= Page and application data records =
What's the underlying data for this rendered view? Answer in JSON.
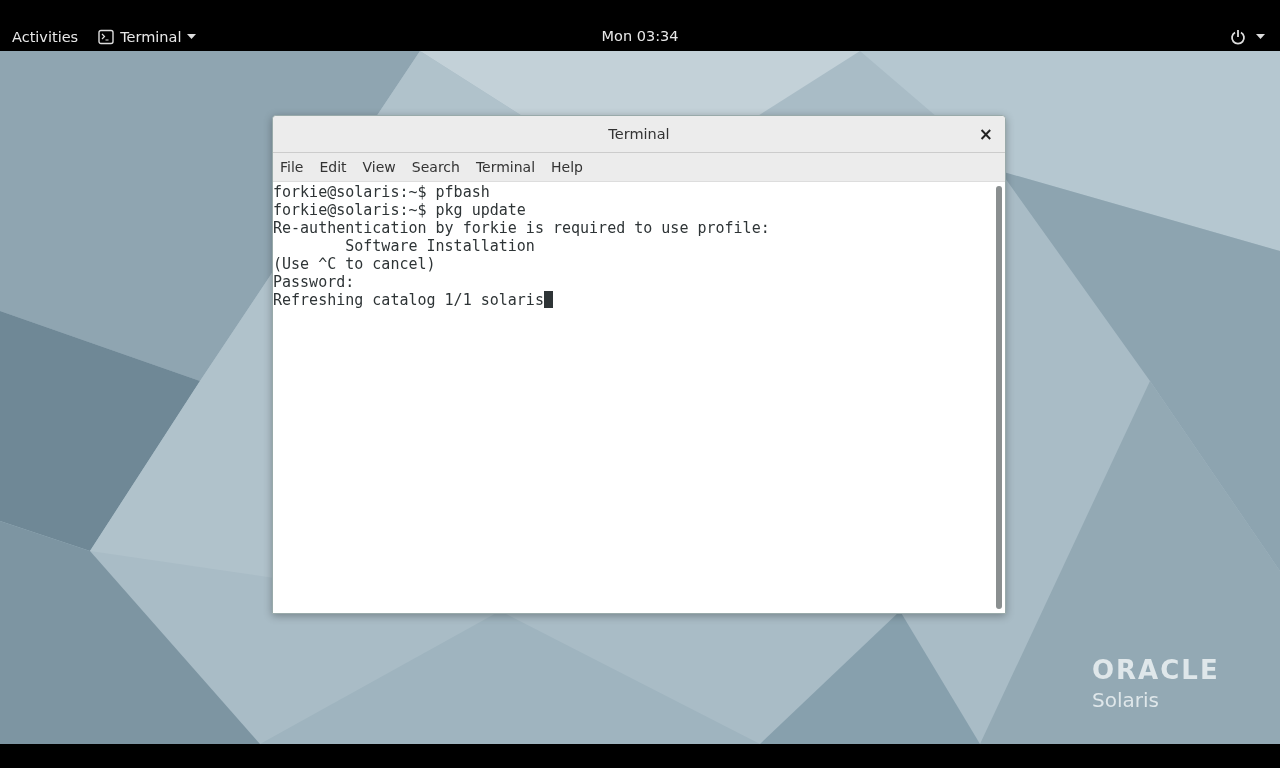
{
  "top_bar": {
    "activities": "Activities",
    "app_menu": "Terminal",
    "clock": "Mon 03:34"
  },
  "window": {
    "title": "Terminal",
    "close": "×",
    "menu": [
      "File",
      "Edit",
      "View",
      "Search",
      "Terminal",
      "Help"
    ],
    "lines": [
      "forkie@solaris:~$ pfbash",
      "forkie@solaris:~$ pkg update",
      "Re-authentication by forkie is required to use profile:",
      "        Software Installation",
      "(Use ^C to cancel)",
      "Password:",
      "Refreshing catalog 1/1 solaris"
    ]
  },
  "desktop_logo": {
    "brand": "ORACLE",
    "product": "Solaris"
  }
}
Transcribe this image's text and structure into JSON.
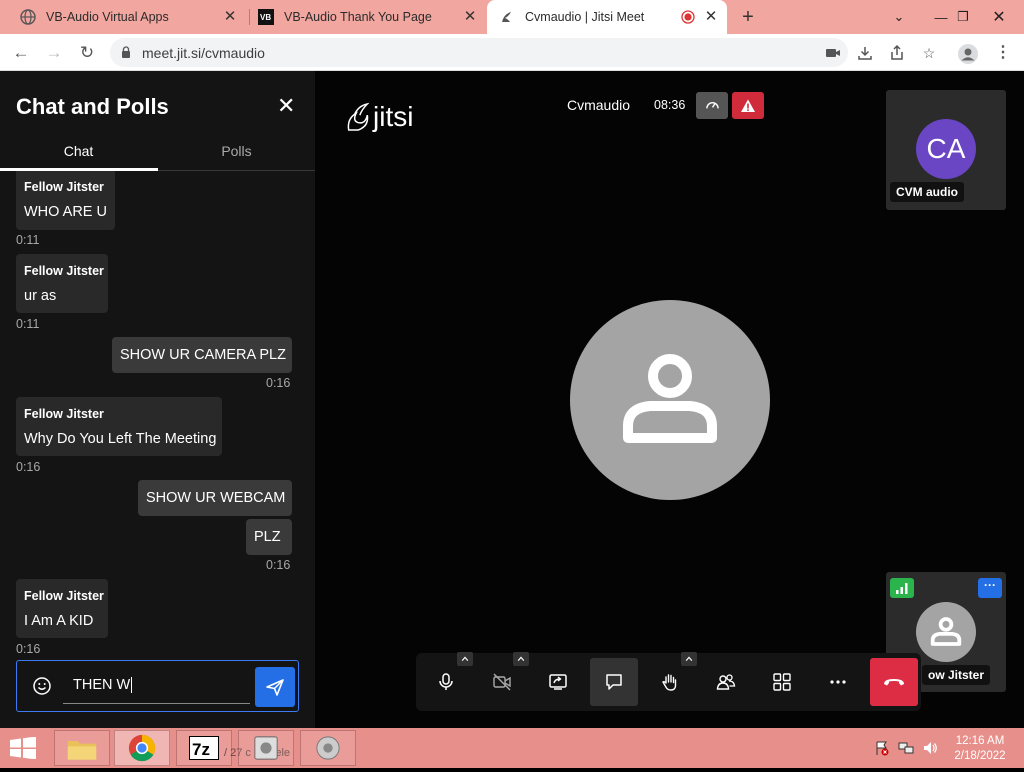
{
  "browser": {
    "tabs": [
      {
        "title": "VB-Audio Virtual Apps",
        "active": false
      },
      {
        "title": "VB-Audio Thank You Page",
        "active": false
      },
      {
        "title": "Cvmaudio | Jitsi Meet",
        "active": true
      }
    ],
    "url": "meet.jit.si/cvmaudio",
    "colors": {
      "tabstrip": "#f2a6a0",
      "taskbar": "#e78f8a"
    }
  },
  "chat": {
    "title": "Chat and Polls",
    "tabs": [
      {
        "label": "Chat"
      },
      {
        "label": "Polls"
      }
    ],
    "messages": [
      {
        "sender": "Fellow Jitster",
        "text": "WHO ARE U",
        "time": "0:11",
        "mine": false
      },
      {
        "sender": "Fellow Jitster",
        "text": "ur as",
        "time": "0:11",
        "mine": false
      },
      {
        "sender": "",
        "text": "SHOW UR CAMERA PLZ",
        "time": "0:16",
        "mine": true
      },
      {
        "sender": "Fellow Jitster",
        "text": "Why Do You Left The Meeting",
        "time": "0:16",
        "mine": false
      },
      {
        "sender": "",
        "text": "SHOW UR WEBCAM",
        "time": "",
        "mine": true
      },
      {
        "sender": "",
        "text": "PLZ",
        "time": "0:16",
        "mine": true
      },
      {
        "sender": "Fellow Jitster",
        "text": "I Am A KID",
        "time": "0:16",
        "mine": false
      }
    ],
    "input_value": "THEN W"
  },
  "meeting": {
    "logo_text": "jitsi",
    "room_name": "Cvmaudio",
    "timer": "08:36",
    "participants": [
      {
        "initials": "CA",
        "name": "CVM audio",
        "avatar_color": "#6a45c4"
      },
      {
        "name": "ow Jitster"
      }
    ],
    "toolbar_icons": [
      "microphone-icon",
      "camera-off-icon",
      "screen-share-icon",
      "chat-icon",
      "raise-hand-icon",
      "participants-icon",
      "tile-view-icon",
      "more-options-icon",
      "hangup-icon"
    ],
    "colors": {
      "hangup": "#dd2d44",
      "warning": "#cf2b3b",
      "accent": "#246fe5"
    }
  },
  "taskbar": {
    "ghost_text": "/ 27 c     (s) sele",
    "time": "12:16 AM",
    "date": "2/18/2022"
  }
}
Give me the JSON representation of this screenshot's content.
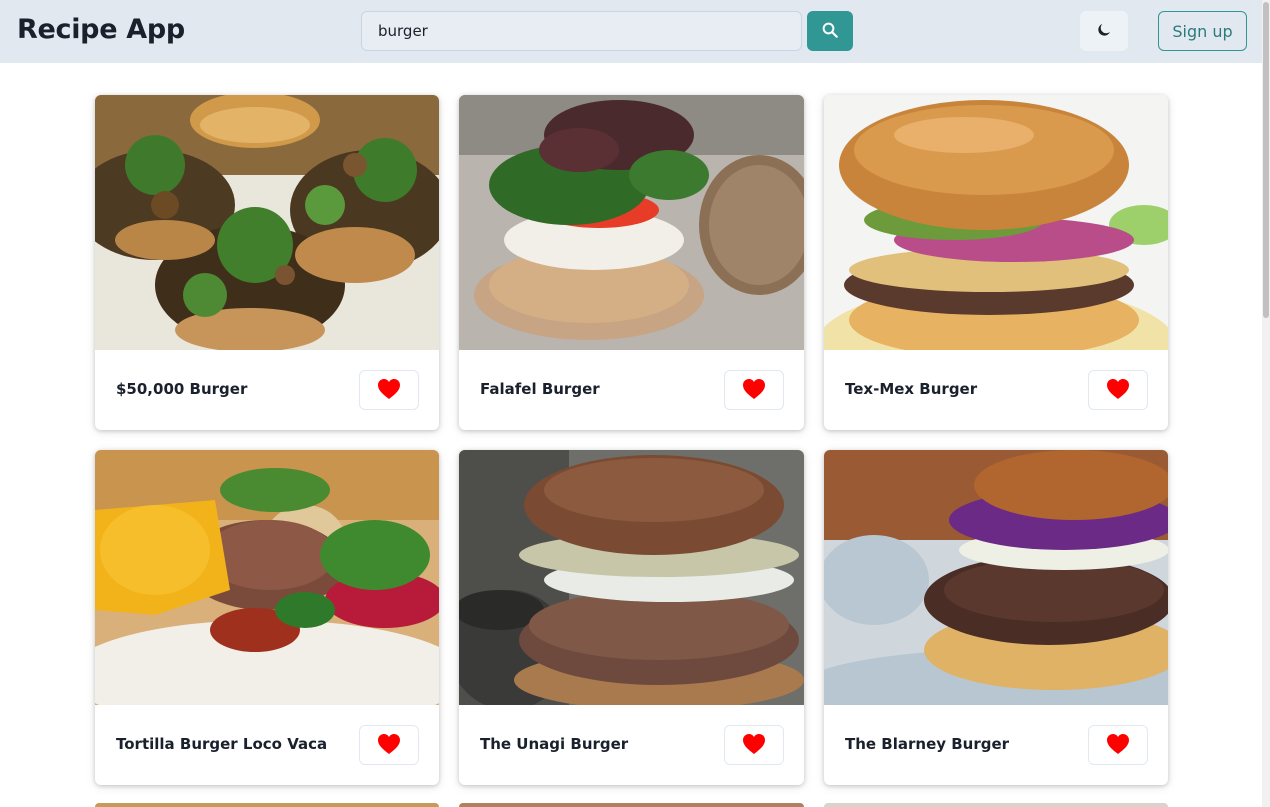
{
  "app": {
    "title": "Recipe App"
  },
  "search": {
    "value": "burger",
    "icon": "search-icon"
  },
  "header": {
    "theme_icon": "moon-icon",
    "signup_label": "Sign up"
  },
  "colors": {
    "header_bg": "#e2e8f0",
    "accent": "#319795",
    "heart": "#ff0000"
  },
  "recipes": [
    {
      "title": "$50,000 Burger"
    },
    {
      "title": "Falafel Burger"
    },
    {
      "title": "Tex-Mex Burger"
    },
    {
      "title": "Tortilla Burger Loco Vaca"
    },
    {
      "title": "The Unagi Burger"
    },
    {
      "title": "The Blarney Burger"
    }
  ]
}
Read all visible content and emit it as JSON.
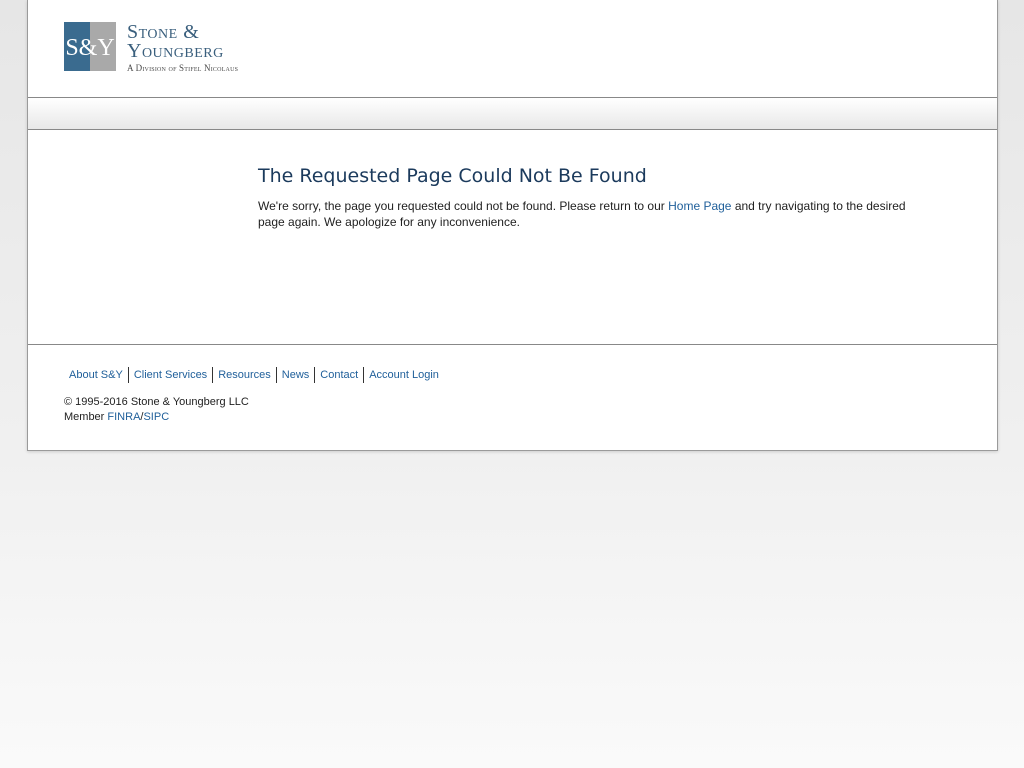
{
  "brand": {
    "logo_monogram": "S&Y",
    "name_line1": "Stone &",
    "name_line2": "Youngberg",
    "tagline": "A Division of Stifel Nicolaus",
    "colors": {
      "logo_blue": "#3a6b8f",
      "logo_gray": "#a9a9a9",
      "text": "#3a5f7d"
    }
  },
  "main": {
    "title": "The Requested Page Could Not Be Found",
    "message_before": "We're sorry, the page you requested could not be found. Please return to our ",
    "home_link": "Home Page",
    "message_after": " and try navigating to the desired page again. We apologize for any inconvenience."
  },
  "footer": {
    "nav": [
      "About S&Y",
      "Client Services",
      "Resources",
      "News",
      "Contact",
      "Account Login"
    ],
    "copyright": "© 1995-2016 Stone & Youngberg LLC",
    "member_label": "Member ",
    "finra_link": "FINRA",
    "separator": "/",
    "sipc_link": "SIPC"
  },
  "colors": {
    "title": "#1b3a5c",
    "link": "#1f5f9a"
  }
}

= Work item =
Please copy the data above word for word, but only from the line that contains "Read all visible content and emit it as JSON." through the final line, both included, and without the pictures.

= Answer to this problem =
Read all visible content and emit it as JSON.
{
  "brand": {
    "logo_monogram": "S&Y",
    "name_line1": "Stone &",
    "name_line2": "Youngberg",
    "tagline": "A Division of Stifel Nicolaus",
    "colors": {
      "logo_blue": "#3a6b8f",
      "logo_gray": "#a9a9a9",
      "text": "#3a5f7d"
    }
  },
  "main": {
    "title": "The Requested Page Could Not Be Found",
    "message_before": "We're sorry, the page you requested could not be found. Please return to our ",
    "home_link": "Home Page",
    "message_after": " and try navigating to the desired page again. We apologize for any inconvenience."
  },
  "footer": {
    "nav": [
      "About S&Y",
      "Client Services",
      "Resources",
      "News",
      "Contact",
      "Account Login"
    ],
    "copyright": "© 1995-2016 Stone & Youngberg LLC",
    "member_label": "Member ",
    "finra_link": "FINRA",
    "separator": "/",
    "sipc_link": "SIPC"
  },
  "colors": {
    "title": "#1b3a5c",
    "link": "#1f5f9a"
  }
}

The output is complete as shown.